By Ayesha Rascoe
WASHINGTON, Sept 24 U.S. Senate Democrats will
unveil legislation to cut greenhouse gas emissions next
Wednesday, kicking off what is likely to be a battle in
Congress due to concerns over additional energy costs.
The bill has not been released formally but will be
by Massachusetts Senator John Kerry and California Senator
Barbara Boxer, a Congressional source said on Thursday.
"The overall architecture of the Senate bill is going to be
very similar to the House version of the bill," a separate
source at an environmental group said via telephone from the
G20 summit in Pittsburgh.
The House narrowly passed a climate change bill in June
that would establish a system capping carbon dioxide
The House bill called for a 17 percent cut in carbon
emissions below 2005 levels by 2020, and about an 80 percent
reduction by 2050.
It would also require companies to acquire permits for the
right to emit carbon. Initially about 85 percent of the carbon
permits would be provided to companies for free.
Another source said the Senators are contemplating
requiring a 20 percent cut in greenhouse gases by 2020.
Any climate legislation in the Senate likely faces an
uphill battle, as lawmakers from heavy industrial states in
both parties have raised concerns about burdening companies
with additional energy costs.
Republicans, in particular, have characterized so-called
cap and trade legislation as a massive energy tax that will
kill jobs and hurt the economy as it recovers.
If the Senate is able to pass its version of the climate
bill, then lawmakers will have to hammer out any differences
before the bill becomes law.
Senate Majority Leader Harry Reid has said he hopes to
bring this legislation to the floor for a vote by the end of
this year. He has also said he plans to combine the bill, with
a comprehensive energy package that was approved by the Senate
Energy and Natural Resources Committee earlier this year.
The announcement comes as U.S. President Barack Obama hosts
a meeting of major economies in Pittsburgh, where they are are
expected to discuss how industrialized nations could provide
financial support to developing nations dealing with climate
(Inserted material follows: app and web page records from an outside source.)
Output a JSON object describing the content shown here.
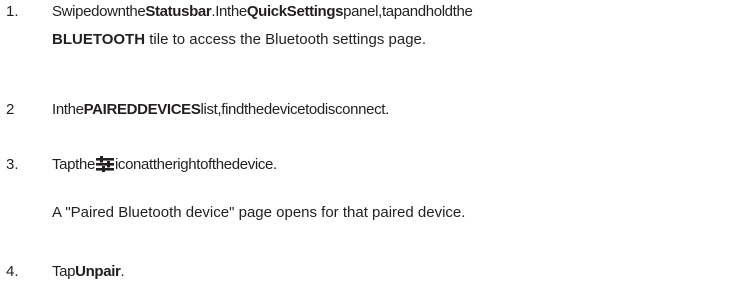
{
  "steps": [
    {
      "number": "1.",
      "line1": {
        "t1": "Swipedownthe",
        "b1": "Statusbar",
        "t2": ".Inthe",
        "b2": "QuickSettings",
        "t3": "panel,tapandholdthe"
      },
      "line2": {
        "b1": "BLUETOOTH",
        "t1": " tile to access the Bluetooth settings page."
      }
    },
    {
      "number": "2",
      "t1": "Inthe",
      "b1": "PAIREDDEVICES",
      "t2": "list,findthedevicetodisconnect."
    },
    {
      "number": "3.",
      "t1": "Tapthe",
      "icon": "settings-sliders-icon",
      "t2": "iconattherightofthedevice.",
      "note": "A \"Paired Bluetooth device\" page opens for that paired device."
    },
    {
      "number": "4.",
      "t1": "Tap",
      "b1": "Unpair",
      "t2": "."
    }
  ]
}
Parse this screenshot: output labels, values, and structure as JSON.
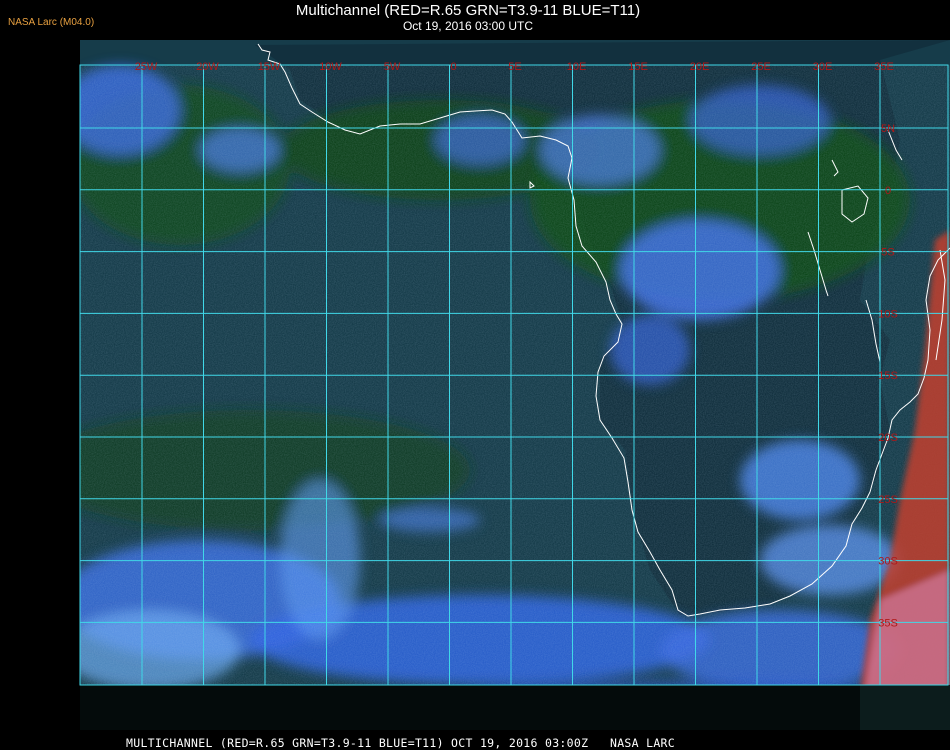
{
  "header": {
    "brand": "NASA Larc (M04.0)",
    "title": "Multichannel (RED=R.65 GRN=T3.9-11 BLUE=T11)",
    "subtitle": "Oct 19, 2016 03:00 UTC"
  },
  "footer": {
    "caption": "MULTICHANNEL (RED=R.65 GRN=T3.9-11 BLUE=T11) OCT 19, 2016 03:00Z   NASA LARC"
  },
  "map": {
    "region": "South Atlantic and Southern Africa",
    "longitude_labels": [
      "25W",
      "20W",
      "15W",
      "10W",
      "5W",
      "0",
      "5E",
      "10E",
      "15E",
      "20E",
      "25E",
      "30E",
      "35E"
    ],
    "latitude_labels": [
      "5N",
      "0",
      "5S",
      "10S",
      "15S",
      "20S",
      "25S",
      "30S",
      "35S"
    ],
    "grid_color": "#40d8e8",
    "label_color": "#b01818",
    "coastline_color": "#ffffff",
    "colors": {
      "ocean": "#163c4a",
      "land_dry": "#12303e",
      "tropical_forest": "#0d4a18",
      "cloud_cold": "#3060e0",
      "cloud_thin": "#6aa8f0",
      "red_band": "#e04028"
    }
  }
}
This summit is a precursor to negotiations over an
international climate accord in Copenhagen in December.
(Reporting by Timothy Gardner and Tom Doggett; Editing by